As we said in our article a few weeks ago, Autumn is one time of year when you could find your dog (and home) at risk of flea infestation. The heating gets turned up and they snuggle in to breeding season in your carpets or wooden floors, spending very little time on the dog itself.
So, how do you identify that your dog has fleas before it becomes a big scale problem in your home?
Look In The Right Places First
There are particular places that are “hot spots” for fleas. When you groom your dog it’s worth checking these spots each time for the telltale signs. Check the back of their ears, back of neck, along their back and the base of their tail.
How to Search
A good way to search is to part the fur with a comb and check around the roots. Fleas are dark brown in colour and move quickly, so you may not spot them easily. If you don’t see any fleas you may still find their droppings on your dog’s skin.
Searching Long Haired or Dark Dogs
Even if your dog has long hair or a dark coat, there are still methods you can use if the grooming method above isn’t possible. Lay or stand your dog on a white towel. This way, when you brush them, the flea droppings will fall out onto the towel and allow you to identify the presence of fleas.
Identifying the Flea Droppings
Flea droppings are easy to identify as they resemble pepper when on your dog’s skin or fur. If you find any of these pepper spots on your dog then put them on some kitchen towel or white paper and drop a spot of water on them. If they turn red around the edges then it’s flea droppings.
Preventing Flea Infestations
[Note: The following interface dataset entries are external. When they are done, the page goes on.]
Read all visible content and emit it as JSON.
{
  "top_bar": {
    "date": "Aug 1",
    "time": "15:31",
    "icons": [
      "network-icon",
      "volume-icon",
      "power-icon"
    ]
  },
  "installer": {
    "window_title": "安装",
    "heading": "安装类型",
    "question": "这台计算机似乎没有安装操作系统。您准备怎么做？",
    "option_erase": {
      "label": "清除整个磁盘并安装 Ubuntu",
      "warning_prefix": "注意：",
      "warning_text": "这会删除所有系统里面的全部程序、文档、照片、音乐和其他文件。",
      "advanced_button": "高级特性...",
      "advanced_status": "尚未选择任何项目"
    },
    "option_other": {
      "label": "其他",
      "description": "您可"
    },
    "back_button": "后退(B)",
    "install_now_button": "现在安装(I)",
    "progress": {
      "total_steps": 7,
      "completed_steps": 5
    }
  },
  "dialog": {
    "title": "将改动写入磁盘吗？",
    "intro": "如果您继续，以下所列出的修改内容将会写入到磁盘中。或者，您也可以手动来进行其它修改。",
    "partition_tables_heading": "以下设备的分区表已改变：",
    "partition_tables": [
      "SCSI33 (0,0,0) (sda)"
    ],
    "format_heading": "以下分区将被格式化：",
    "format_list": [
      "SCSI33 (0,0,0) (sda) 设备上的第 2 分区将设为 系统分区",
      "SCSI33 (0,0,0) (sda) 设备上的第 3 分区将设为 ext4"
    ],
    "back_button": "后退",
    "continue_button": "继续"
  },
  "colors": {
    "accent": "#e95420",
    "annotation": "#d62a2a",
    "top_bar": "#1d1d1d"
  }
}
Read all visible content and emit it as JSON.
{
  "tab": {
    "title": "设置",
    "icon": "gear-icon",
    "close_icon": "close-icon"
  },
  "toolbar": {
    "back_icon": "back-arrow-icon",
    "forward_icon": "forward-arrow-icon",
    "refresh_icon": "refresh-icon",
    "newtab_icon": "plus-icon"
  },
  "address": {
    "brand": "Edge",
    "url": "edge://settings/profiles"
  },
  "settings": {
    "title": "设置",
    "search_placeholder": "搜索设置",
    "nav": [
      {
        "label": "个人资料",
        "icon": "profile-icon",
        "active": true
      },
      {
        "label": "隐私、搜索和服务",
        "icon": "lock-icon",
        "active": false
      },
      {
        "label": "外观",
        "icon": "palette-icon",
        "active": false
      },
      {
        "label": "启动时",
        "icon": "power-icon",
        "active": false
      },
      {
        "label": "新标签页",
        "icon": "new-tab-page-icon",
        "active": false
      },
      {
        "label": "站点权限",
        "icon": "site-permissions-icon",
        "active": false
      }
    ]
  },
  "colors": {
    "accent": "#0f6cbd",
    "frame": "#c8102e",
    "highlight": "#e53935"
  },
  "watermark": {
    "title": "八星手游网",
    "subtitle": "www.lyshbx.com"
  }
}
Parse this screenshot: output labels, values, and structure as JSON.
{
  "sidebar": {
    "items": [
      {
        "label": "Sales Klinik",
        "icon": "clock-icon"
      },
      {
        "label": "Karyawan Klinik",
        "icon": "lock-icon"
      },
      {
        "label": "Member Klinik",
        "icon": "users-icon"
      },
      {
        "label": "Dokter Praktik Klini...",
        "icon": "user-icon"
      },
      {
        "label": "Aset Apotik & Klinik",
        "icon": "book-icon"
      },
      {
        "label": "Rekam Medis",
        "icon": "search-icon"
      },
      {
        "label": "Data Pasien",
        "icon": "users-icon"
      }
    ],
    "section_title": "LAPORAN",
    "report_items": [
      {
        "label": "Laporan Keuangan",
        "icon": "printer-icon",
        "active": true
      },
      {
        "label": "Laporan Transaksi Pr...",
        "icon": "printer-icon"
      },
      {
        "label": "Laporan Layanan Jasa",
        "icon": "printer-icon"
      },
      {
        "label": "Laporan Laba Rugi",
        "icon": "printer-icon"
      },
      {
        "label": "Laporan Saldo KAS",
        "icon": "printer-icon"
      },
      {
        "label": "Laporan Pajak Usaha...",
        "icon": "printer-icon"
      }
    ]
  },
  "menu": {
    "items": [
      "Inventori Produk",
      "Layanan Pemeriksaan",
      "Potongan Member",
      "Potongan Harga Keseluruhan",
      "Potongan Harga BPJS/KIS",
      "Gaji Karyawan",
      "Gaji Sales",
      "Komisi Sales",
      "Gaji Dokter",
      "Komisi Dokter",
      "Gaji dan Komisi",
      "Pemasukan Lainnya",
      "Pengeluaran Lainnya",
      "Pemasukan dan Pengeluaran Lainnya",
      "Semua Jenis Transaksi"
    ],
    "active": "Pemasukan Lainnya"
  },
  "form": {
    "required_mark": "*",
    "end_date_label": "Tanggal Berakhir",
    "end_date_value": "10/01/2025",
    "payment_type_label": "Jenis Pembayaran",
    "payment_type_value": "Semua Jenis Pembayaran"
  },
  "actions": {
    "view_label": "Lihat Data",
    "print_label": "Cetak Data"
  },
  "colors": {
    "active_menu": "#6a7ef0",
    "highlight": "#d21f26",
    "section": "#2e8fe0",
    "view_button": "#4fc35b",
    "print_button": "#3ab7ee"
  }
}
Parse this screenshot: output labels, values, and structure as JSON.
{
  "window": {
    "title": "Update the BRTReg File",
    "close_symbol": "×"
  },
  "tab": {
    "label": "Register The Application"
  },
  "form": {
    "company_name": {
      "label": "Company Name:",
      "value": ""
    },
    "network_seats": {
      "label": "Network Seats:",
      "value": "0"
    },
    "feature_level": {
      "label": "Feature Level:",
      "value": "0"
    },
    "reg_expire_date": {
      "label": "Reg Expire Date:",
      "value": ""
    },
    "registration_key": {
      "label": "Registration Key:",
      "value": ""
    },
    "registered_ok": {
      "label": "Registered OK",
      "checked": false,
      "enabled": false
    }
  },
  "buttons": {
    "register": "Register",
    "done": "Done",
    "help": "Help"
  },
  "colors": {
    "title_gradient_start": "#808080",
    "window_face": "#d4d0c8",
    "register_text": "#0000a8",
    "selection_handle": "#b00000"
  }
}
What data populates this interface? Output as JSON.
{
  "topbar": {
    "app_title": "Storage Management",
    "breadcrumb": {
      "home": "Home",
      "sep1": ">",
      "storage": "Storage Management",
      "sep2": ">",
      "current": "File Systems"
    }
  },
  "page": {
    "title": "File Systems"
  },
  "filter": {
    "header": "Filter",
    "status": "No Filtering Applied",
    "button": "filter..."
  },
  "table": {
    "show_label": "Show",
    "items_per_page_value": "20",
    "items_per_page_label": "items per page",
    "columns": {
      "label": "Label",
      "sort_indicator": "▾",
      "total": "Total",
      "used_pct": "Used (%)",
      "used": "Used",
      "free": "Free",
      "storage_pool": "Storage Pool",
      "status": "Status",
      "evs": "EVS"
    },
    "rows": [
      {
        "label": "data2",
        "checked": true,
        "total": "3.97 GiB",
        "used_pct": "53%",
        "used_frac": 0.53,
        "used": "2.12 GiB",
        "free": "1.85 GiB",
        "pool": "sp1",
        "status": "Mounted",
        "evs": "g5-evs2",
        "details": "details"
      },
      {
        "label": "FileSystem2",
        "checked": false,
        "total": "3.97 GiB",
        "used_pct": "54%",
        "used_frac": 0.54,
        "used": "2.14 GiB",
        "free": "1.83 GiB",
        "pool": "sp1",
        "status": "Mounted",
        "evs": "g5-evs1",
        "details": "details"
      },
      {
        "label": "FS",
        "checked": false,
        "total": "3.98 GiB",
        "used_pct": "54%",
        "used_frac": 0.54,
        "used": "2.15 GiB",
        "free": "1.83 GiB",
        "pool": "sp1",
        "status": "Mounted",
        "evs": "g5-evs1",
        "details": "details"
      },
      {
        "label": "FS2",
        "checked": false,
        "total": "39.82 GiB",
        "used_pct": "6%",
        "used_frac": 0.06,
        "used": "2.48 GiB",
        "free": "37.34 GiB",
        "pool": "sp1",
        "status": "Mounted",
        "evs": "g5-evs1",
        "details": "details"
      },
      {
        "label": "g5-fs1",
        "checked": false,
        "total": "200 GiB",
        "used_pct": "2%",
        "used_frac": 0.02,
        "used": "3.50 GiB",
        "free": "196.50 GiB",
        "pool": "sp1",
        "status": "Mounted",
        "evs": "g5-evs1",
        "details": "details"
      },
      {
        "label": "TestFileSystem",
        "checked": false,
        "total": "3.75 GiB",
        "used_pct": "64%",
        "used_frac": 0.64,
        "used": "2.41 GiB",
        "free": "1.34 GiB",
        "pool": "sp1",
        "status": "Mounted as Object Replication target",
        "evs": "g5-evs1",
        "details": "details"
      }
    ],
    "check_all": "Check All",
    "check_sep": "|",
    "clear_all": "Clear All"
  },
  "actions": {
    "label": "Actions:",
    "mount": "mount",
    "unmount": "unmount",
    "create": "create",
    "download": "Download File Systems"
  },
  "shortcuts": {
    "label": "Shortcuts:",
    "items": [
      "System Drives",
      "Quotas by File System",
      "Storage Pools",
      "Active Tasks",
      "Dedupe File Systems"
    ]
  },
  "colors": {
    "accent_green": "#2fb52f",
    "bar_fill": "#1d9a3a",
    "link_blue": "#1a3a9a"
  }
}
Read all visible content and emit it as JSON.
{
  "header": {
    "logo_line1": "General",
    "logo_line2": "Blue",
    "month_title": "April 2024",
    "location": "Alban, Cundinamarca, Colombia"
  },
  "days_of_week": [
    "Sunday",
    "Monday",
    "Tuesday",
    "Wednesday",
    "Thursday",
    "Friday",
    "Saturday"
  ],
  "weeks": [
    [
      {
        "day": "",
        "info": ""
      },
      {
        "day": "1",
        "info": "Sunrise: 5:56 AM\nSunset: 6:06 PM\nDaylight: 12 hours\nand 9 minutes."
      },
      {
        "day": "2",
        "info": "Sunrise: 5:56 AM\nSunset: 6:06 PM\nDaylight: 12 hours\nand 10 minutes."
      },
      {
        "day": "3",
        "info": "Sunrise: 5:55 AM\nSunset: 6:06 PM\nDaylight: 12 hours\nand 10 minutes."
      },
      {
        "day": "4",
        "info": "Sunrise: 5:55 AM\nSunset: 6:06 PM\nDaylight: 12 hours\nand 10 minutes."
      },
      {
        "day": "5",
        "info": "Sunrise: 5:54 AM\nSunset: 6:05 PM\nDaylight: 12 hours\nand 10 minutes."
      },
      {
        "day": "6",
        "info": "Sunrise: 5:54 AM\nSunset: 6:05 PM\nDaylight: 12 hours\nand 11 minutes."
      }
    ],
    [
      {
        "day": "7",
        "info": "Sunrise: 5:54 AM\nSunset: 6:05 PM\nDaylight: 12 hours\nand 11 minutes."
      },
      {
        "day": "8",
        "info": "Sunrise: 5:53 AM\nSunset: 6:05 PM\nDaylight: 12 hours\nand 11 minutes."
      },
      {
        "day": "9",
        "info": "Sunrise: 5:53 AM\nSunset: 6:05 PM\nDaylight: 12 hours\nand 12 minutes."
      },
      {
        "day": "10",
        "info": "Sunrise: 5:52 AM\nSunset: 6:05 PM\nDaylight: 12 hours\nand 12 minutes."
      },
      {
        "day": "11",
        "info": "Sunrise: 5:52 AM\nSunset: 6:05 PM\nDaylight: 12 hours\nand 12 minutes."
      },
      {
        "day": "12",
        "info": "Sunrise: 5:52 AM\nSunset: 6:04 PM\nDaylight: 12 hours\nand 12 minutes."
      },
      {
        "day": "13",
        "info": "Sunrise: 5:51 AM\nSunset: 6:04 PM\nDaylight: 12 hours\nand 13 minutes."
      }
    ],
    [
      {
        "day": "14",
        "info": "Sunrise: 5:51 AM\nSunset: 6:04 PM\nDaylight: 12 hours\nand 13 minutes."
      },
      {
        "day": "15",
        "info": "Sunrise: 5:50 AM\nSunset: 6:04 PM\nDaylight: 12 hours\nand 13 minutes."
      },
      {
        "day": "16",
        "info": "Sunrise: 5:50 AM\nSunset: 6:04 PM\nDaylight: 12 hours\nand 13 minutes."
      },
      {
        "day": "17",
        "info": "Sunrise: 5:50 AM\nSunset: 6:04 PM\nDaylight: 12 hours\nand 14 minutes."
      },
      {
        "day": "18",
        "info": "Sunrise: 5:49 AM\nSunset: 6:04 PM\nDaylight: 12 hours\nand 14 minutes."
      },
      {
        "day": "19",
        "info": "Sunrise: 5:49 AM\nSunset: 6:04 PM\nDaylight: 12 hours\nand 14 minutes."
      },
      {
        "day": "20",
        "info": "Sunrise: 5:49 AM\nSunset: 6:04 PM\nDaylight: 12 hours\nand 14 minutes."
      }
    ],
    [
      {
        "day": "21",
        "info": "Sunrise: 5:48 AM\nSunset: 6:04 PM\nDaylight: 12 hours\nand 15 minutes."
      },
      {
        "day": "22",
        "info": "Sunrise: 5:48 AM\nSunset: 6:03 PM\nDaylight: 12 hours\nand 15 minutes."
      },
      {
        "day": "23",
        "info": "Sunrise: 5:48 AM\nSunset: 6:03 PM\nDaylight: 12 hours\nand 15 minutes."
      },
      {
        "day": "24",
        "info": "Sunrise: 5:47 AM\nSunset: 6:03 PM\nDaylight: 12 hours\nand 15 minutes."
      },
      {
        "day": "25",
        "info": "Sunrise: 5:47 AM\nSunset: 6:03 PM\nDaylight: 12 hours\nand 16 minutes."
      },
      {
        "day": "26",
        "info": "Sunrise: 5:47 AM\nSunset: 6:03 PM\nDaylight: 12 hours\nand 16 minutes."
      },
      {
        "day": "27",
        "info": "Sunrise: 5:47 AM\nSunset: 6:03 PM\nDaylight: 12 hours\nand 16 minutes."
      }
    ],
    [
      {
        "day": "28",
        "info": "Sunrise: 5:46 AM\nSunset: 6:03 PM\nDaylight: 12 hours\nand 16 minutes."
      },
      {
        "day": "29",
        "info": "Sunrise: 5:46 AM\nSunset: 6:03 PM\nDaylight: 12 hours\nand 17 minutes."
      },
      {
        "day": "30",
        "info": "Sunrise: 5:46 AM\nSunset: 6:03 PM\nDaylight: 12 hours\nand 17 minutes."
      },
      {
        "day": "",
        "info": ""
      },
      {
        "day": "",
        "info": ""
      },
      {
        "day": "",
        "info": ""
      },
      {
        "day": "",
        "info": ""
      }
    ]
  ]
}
It’s always better (and nicer) not to have to deal with fleas, so it’s worth investing in some prevention methods such as flea collars, and, of course, regular flea treatments. Flea treatments are available online and at pet stores as well as from your vet. If you have concerns about which to use on your dog then your vet will be happy to help and advise.